▸ PROBLEM DESCRIPTION: Report each line of the entries below that includes "Document".

[Data items]
____________________

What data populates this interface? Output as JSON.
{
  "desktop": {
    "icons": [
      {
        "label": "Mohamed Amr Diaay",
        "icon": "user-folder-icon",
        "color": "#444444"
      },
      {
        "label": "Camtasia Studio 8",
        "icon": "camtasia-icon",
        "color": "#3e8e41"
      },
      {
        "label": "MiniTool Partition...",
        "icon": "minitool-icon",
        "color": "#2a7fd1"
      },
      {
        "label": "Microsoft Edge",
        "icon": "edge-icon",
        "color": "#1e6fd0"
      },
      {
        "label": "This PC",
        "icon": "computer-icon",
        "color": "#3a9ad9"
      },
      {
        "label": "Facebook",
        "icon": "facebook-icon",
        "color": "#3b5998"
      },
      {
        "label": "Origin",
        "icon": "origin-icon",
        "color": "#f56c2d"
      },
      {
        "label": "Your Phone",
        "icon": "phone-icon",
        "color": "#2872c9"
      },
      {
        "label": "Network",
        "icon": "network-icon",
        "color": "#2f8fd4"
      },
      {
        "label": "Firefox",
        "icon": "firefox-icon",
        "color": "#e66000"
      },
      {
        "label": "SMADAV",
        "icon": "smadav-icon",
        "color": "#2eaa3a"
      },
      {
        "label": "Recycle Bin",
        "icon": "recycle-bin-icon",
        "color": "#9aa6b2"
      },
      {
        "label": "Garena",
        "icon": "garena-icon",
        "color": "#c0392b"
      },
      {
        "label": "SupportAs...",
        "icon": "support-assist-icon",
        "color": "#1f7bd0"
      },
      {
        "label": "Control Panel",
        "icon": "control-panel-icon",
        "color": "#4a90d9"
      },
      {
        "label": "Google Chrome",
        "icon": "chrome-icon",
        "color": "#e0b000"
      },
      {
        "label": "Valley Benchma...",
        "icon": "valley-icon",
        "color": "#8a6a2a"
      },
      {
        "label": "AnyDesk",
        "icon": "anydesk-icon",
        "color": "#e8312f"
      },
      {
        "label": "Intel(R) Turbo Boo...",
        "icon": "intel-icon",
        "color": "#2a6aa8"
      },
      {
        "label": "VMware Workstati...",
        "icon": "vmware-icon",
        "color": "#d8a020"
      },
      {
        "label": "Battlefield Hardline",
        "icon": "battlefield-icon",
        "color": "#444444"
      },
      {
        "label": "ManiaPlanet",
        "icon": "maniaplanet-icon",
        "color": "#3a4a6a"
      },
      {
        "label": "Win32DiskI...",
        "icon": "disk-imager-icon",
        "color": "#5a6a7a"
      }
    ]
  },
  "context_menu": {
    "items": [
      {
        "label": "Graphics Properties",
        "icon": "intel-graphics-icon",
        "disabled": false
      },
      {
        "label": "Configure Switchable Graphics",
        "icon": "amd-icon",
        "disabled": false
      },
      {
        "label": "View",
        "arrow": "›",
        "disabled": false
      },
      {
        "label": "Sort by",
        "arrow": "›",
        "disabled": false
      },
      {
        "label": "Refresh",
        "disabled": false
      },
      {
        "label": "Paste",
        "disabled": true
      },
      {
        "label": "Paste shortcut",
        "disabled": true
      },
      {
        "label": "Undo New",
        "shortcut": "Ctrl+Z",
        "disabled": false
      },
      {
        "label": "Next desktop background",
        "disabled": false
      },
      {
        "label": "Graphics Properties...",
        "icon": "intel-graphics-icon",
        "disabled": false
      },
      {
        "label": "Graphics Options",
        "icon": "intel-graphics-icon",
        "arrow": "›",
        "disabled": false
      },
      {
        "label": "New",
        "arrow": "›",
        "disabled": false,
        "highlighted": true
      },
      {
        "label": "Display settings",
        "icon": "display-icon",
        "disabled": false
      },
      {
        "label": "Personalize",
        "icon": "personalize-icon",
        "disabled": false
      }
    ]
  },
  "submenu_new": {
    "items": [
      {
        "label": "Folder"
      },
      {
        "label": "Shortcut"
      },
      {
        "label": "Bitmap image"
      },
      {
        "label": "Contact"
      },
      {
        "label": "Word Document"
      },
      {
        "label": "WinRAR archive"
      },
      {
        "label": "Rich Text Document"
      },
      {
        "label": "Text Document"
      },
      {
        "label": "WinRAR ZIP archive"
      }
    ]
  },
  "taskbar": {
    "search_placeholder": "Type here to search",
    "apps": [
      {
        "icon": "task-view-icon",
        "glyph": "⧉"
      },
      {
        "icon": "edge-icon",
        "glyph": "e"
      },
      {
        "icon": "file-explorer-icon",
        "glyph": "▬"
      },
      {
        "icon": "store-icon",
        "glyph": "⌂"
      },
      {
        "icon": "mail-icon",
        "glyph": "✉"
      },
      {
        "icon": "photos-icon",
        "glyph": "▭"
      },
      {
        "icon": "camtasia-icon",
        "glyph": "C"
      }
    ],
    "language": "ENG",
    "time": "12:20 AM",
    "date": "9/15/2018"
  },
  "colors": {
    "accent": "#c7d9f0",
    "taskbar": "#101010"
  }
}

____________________

▸ TASK RESPONSE:
        "label": "Word Document"
        "label": "Rich Text Document"
        "label": "Text Document"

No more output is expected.